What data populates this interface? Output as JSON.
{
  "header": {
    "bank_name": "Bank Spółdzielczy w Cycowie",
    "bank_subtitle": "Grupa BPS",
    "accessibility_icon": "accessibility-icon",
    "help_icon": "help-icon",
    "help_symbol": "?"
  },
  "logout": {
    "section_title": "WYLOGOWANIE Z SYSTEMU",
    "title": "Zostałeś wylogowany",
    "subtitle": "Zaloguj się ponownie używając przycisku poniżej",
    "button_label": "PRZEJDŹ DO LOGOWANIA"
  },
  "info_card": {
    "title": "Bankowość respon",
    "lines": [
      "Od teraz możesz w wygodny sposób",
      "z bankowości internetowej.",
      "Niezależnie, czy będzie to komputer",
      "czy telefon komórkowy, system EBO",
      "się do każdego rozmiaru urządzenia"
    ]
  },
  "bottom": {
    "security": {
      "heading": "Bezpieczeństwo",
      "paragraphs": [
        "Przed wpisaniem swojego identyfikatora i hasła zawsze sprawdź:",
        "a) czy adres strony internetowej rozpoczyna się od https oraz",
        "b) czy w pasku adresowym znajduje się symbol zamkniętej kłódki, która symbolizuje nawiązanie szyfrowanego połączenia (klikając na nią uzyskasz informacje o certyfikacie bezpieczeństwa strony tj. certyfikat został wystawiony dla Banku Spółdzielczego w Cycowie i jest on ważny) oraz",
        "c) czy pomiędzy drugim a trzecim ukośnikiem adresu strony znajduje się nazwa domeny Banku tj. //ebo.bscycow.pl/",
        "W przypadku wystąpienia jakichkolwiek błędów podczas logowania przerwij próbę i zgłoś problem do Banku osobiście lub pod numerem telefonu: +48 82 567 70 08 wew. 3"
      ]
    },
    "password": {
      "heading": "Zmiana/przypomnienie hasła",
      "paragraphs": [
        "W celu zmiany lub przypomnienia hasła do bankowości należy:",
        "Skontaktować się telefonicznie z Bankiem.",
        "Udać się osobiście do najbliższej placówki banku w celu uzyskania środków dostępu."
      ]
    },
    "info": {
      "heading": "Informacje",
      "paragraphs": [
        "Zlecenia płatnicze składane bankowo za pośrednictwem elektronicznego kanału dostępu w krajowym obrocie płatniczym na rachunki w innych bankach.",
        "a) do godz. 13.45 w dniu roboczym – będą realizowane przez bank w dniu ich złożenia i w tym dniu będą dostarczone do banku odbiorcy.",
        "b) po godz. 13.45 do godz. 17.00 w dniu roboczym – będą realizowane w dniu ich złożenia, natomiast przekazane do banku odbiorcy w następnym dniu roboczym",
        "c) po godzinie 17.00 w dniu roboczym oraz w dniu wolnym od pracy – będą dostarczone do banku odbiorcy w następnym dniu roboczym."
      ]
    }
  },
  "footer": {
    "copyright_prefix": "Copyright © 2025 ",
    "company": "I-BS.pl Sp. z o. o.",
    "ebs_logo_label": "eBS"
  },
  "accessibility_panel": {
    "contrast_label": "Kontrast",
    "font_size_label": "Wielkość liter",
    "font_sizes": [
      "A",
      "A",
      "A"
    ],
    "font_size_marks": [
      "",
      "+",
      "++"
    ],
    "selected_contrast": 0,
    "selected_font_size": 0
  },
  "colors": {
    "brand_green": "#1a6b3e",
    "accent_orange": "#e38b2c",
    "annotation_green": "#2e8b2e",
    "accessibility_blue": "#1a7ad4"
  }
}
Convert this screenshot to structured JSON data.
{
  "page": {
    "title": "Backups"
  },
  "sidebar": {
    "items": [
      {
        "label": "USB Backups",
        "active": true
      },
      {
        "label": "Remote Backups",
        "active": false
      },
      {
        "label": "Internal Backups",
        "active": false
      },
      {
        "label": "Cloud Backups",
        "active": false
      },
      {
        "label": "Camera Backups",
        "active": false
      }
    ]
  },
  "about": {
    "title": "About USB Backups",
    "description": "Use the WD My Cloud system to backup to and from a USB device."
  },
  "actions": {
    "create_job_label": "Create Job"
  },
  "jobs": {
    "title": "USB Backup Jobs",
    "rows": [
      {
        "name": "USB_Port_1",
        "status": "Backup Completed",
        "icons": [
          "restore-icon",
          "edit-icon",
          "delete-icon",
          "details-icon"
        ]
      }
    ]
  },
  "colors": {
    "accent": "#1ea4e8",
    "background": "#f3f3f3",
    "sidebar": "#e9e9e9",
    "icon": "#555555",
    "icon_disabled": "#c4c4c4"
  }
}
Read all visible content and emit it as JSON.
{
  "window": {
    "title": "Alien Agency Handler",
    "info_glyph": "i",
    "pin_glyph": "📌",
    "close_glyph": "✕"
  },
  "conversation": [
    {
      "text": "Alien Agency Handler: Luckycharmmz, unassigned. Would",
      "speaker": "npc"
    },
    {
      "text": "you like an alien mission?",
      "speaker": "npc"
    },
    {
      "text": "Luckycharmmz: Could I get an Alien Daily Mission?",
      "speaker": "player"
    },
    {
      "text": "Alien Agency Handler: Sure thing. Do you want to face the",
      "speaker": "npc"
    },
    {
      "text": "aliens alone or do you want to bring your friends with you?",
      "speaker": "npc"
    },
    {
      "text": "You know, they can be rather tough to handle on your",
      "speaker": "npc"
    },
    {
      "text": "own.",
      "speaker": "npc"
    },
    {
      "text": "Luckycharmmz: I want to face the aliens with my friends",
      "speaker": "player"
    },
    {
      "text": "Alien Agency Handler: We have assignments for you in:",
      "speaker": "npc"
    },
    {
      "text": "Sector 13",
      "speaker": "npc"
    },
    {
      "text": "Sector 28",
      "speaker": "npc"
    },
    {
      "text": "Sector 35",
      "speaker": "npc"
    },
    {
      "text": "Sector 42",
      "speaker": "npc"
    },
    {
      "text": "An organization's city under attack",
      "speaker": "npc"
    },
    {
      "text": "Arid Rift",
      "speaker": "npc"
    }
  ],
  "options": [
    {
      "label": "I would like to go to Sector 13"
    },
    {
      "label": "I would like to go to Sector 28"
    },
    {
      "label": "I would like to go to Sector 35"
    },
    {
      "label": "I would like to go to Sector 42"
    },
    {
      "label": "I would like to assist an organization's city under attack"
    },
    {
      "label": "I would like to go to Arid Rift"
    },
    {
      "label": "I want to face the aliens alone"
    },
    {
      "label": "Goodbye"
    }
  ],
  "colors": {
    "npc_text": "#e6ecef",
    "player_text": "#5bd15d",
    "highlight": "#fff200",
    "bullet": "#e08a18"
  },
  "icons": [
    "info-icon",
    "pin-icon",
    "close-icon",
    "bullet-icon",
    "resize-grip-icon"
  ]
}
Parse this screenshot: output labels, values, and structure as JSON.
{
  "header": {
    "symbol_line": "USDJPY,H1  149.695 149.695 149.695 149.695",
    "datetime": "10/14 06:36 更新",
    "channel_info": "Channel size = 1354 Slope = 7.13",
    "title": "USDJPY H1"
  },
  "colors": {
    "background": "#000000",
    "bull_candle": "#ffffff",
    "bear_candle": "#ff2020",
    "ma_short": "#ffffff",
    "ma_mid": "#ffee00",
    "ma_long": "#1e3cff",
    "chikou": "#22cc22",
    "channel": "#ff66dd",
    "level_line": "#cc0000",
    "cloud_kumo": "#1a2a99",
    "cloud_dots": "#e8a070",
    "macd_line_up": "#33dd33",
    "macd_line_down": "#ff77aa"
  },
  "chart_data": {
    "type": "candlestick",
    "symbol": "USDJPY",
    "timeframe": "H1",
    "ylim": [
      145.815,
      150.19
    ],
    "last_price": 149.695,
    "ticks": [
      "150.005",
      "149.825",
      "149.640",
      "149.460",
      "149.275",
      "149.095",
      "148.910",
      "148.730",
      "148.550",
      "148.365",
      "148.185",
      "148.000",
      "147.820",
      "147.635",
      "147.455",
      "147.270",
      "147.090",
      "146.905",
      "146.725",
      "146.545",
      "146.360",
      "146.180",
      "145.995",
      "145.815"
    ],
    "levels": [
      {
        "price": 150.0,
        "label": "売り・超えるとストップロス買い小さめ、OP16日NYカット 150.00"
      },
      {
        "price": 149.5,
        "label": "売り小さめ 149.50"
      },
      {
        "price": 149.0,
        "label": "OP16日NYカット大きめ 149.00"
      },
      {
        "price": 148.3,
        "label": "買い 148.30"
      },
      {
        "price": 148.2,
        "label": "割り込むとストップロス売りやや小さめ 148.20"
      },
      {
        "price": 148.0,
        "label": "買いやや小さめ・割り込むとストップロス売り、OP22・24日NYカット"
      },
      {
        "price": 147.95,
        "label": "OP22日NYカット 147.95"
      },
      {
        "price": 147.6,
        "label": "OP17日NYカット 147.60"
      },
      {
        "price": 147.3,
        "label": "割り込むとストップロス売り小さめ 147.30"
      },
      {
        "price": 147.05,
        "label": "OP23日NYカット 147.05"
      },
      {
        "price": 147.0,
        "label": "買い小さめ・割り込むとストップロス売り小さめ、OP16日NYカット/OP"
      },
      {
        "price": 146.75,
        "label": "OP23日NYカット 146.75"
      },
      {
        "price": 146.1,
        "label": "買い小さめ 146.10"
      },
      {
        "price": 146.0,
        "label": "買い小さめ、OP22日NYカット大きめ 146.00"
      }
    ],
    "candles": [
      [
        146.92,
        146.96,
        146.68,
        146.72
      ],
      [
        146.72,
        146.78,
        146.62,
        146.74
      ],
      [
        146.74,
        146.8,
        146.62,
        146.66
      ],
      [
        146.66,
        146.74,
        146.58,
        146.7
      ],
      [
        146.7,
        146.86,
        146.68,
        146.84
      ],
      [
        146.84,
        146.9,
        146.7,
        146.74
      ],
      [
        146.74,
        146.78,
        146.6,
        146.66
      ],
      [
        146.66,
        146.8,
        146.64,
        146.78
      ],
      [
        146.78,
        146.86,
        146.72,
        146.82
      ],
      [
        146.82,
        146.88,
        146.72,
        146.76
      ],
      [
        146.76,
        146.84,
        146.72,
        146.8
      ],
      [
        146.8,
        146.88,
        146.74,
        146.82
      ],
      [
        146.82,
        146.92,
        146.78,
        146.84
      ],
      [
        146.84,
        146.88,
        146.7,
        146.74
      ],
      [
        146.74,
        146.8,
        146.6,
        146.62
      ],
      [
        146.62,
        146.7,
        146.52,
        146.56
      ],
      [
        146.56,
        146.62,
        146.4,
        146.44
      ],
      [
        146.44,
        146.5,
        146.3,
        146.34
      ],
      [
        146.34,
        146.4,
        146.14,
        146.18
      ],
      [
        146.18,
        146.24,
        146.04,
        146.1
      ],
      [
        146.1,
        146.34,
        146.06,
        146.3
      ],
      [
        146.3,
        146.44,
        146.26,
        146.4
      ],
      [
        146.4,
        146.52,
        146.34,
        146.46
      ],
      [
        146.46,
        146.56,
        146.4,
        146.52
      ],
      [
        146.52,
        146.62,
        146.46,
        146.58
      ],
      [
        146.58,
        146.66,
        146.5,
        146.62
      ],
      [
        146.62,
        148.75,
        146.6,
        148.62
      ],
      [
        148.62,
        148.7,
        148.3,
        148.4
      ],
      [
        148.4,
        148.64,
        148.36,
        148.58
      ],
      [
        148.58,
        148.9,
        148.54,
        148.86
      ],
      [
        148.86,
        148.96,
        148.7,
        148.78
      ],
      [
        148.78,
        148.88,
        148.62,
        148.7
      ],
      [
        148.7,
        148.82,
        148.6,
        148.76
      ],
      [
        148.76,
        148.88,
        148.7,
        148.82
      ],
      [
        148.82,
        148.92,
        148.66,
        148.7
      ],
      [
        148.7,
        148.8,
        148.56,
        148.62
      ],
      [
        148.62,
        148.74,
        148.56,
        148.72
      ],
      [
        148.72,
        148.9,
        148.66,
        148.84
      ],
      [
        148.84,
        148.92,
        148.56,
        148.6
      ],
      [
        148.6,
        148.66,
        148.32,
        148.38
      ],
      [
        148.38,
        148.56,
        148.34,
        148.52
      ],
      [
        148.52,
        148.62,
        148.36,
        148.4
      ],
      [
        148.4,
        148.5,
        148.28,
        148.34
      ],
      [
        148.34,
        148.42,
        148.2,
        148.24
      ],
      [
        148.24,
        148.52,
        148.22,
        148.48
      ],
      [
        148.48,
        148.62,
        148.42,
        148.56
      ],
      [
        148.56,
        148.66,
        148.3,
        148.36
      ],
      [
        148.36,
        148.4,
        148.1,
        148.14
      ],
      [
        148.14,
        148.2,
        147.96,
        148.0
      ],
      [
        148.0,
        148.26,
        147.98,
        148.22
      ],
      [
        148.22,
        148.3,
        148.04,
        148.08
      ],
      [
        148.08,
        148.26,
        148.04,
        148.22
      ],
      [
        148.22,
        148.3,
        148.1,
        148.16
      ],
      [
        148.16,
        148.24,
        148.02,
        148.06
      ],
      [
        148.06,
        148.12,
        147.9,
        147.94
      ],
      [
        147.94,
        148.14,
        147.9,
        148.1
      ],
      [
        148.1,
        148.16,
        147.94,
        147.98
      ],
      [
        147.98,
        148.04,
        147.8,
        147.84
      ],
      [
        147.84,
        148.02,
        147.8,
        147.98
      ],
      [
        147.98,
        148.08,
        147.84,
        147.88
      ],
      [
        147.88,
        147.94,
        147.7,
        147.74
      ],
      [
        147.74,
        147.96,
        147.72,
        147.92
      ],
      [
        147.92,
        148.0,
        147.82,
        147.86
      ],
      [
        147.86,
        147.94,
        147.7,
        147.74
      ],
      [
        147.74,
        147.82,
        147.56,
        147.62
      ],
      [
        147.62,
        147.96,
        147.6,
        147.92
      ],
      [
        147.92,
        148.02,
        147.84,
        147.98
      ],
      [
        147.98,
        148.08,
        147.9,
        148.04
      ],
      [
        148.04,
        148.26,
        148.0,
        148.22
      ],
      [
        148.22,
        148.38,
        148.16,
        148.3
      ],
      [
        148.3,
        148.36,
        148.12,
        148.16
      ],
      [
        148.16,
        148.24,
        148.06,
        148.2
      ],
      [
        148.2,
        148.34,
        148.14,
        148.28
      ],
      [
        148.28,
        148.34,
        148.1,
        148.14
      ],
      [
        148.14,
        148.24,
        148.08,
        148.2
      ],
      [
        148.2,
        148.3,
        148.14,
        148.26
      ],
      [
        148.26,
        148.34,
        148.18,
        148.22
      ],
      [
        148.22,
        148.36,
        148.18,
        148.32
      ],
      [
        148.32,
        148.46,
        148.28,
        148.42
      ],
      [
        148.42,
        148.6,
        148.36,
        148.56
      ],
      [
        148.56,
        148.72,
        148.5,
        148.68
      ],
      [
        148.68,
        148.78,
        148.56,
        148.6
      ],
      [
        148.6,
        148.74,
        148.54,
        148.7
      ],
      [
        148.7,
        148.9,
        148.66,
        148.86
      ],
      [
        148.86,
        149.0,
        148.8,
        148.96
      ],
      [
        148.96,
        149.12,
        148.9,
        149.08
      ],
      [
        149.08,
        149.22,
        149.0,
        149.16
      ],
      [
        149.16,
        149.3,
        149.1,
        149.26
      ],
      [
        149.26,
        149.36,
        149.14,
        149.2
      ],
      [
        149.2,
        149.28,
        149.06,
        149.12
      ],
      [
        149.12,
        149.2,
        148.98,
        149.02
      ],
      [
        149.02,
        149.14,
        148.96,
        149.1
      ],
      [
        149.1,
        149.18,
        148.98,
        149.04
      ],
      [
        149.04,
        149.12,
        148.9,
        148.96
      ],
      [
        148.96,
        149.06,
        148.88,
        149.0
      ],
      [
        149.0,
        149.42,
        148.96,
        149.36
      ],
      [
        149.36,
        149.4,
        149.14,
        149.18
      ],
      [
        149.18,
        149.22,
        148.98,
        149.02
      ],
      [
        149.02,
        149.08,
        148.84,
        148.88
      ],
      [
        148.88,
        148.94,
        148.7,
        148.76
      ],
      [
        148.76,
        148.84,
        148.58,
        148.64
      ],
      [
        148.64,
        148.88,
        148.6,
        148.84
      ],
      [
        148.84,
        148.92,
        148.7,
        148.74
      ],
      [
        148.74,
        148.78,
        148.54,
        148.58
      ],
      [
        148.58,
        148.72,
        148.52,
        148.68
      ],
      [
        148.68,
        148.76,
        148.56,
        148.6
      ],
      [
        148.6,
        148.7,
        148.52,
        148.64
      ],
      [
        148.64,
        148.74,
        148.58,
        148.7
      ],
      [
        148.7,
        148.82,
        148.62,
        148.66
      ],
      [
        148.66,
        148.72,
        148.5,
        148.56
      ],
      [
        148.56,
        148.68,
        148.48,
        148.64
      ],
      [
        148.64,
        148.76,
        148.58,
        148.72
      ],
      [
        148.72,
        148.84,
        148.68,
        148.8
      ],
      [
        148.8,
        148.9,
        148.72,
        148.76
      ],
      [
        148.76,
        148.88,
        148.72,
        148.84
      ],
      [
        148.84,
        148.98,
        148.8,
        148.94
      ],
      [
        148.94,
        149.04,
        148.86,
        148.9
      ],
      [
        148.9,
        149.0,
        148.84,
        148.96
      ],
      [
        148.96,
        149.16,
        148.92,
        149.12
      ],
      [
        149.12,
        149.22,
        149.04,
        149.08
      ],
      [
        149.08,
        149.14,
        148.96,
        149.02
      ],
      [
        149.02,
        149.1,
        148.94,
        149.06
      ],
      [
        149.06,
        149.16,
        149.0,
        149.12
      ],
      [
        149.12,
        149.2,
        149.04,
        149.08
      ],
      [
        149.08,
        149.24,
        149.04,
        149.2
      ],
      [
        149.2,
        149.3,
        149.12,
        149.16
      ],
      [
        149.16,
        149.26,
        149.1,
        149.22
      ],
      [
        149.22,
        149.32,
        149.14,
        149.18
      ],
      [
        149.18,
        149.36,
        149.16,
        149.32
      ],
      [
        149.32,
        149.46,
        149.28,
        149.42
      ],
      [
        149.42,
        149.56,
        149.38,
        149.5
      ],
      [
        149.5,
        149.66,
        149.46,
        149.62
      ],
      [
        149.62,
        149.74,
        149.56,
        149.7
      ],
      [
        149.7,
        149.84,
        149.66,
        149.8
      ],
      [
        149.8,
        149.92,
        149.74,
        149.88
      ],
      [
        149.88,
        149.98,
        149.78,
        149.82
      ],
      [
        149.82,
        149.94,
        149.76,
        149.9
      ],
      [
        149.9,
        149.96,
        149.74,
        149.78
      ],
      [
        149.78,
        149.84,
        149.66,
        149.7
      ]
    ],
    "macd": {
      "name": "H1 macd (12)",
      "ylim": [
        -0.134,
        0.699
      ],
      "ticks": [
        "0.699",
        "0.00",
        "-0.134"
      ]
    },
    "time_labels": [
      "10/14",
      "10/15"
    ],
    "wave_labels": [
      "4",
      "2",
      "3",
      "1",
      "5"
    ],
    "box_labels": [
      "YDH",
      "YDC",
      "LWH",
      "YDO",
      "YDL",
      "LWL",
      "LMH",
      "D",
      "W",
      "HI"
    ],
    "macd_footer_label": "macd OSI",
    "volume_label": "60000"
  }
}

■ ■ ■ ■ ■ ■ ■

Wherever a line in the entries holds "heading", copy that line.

◆ **Written reply**
      "heading": "Bezpieczeństwo",
      "heading": "Zmiana/przypomnienie hasła",
      "heading": "Informacje",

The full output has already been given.